Items from an interface collection:
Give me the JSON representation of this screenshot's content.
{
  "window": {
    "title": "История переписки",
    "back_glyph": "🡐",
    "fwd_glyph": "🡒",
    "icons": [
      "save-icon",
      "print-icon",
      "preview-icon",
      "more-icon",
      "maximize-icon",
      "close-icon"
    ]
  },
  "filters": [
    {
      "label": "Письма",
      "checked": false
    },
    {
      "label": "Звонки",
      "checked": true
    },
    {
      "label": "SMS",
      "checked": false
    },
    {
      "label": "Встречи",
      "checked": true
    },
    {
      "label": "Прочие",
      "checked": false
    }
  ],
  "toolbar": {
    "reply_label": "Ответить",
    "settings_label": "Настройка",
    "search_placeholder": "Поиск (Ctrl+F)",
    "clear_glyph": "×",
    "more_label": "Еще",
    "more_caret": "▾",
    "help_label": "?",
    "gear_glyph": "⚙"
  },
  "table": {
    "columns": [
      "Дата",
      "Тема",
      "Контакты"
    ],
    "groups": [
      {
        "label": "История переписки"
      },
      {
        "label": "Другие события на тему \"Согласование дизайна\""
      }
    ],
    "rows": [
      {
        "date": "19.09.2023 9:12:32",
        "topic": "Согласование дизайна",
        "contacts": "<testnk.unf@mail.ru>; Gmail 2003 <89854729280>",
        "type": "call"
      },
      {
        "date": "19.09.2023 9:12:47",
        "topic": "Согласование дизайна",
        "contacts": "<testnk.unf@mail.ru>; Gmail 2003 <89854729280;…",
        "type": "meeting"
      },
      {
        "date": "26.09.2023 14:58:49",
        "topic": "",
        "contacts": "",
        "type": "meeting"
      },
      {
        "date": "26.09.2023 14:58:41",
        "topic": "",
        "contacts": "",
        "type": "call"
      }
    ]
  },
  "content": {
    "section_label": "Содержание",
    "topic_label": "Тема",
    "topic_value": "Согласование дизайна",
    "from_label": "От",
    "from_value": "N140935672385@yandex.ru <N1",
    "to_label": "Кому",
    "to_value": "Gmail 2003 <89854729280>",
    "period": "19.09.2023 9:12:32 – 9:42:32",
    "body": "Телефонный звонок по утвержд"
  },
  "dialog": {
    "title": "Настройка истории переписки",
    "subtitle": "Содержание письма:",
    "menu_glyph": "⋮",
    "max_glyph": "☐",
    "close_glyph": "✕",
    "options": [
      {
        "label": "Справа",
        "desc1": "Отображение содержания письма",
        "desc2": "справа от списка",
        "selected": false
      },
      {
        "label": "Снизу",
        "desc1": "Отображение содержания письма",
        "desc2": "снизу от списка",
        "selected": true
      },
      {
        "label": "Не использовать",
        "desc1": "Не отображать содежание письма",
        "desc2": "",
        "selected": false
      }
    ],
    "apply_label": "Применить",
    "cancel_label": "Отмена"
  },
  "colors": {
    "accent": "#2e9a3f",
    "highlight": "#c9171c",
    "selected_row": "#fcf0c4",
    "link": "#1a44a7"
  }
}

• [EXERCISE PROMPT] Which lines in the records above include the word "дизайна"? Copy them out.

• [FINAL ANSWER]
        "label": "Другие события на тему \"Согласование дизайна\""
        "topic": "Согласование дизайна",
        "topic": "Согласование дизайна",
    "topic_value": "Согласование дизайна",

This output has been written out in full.